Terrorist groups - both inside and outside the al Qaeda network - sometimes form mutually beneficial partnerships to exchange "best practices." Operation Enduring Freedom and the global war on terrorism forced many members of al Qaeda to disperse, while like-minded terrorist groups have formed regional alliances and other terrorist groups that are not linked ideologically have formed mutually beneficial partnerships. Understanding these interactions is essential to ongoing and future efforts to counter terrorist threats. This volume examines how eleven terrorist groups in three distinct areas (Mindanao, the West Bank and Gaza Strip, and southwest Colombia) have attempted to exchange technologies and knowledge. The authors chose case studies in regions where terrorist groups are highly capable, thus the technologies and exchange processes are weighed toward success and should be of significant concern to the U.S. national security community. The authors examine a variety of technologies and exchange processes, ranging from remote-detonation devises to converted field ordnance to katyusha rockets.

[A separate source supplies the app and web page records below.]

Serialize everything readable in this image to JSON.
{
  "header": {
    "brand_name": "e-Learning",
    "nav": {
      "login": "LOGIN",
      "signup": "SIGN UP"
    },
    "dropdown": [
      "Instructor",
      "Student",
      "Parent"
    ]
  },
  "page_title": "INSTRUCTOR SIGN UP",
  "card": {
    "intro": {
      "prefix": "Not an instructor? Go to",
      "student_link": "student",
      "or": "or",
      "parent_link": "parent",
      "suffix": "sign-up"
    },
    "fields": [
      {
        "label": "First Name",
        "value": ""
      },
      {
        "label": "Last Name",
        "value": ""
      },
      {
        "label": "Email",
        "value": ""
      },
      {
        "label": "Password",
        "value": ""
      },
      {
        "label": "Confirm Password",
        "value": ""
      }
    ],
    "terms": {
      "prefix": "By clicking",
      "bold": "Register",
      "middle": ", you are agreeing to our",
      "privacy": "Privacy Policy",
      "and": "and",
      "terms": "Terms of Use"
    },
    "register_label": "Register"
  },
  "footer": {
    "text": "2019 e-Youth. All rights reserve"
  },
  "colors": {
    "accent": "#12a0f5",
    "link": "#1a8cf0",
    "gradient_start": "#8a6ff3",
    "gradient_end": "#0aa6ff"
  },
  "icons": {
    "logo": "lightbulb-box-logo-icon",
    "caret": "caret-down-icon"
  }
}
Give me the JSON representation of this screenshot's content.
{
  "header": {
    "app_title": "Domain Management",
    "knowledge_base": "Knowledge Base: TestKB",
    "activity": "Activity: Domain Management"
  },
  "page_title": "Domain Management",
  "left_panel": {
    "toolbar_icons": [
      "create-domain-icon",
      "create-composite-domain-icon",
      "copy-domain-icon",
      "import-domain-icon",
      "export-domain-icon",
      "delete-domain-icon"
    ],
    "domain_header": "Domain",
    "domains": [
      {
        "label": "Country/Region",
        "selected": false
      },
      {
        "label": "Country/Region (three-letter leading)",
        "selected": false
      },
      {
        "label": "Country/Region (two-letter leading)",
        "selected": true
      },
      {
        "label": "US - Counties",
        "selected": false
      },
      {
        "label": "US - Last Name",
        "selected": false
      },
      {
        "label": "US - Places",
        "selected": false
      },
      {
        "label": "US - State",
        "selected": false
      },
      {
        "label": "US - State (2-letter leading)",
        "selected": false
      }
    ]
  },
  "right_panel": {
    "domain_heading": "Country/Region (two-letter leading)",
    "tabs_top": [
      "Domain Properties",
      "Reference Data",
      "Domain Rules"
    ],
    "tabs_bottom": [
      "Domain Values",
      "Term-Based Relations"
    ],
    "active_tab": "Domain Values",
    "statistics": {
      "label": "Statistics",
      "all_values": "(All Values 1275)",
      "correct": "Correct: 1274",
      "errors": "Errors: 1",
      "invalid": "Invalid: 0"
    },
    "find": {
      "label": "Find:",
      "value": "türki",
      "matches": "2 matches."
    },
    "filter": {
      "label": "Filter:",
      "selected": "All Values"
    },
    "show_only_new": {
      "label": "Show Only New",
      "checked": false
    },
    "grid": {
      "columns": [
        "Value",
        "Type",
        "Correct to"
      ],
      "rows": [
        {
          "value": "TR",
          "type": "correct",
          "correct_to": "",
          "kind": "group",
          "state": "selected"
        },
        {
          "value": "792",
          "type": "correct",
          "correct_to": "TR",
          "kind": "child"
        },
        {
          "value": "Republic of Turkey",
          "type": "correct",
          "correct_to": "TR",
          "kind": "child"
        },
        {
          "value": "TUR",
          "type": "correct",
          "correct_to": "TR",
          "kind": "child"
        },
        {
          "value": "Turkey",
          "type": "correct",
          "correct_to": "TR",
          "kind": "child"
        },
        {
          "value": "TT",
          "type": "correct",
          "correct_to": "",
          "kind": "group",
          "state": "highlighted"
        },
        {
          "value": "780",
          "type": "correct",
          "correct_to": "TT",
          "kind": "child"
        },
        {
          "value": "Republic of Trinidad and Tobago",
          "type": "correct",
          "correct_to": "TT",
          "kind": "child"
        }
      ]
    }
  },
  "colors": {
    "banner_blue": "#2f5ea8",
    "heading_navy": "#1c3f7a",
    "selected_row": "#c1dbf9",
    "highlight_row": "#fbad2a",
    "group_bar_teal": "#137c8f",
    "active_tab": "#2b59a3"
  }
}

The authors' conclusions relate to improving threat assessments, disrupting innovation processes, and affecting terrorist groups' cost-benefit analyses. This volume should be of interest to homeland security policymakers, the national security community, as well as academics, students, and professionals in counterterrorism, homeland security, and organizational learning.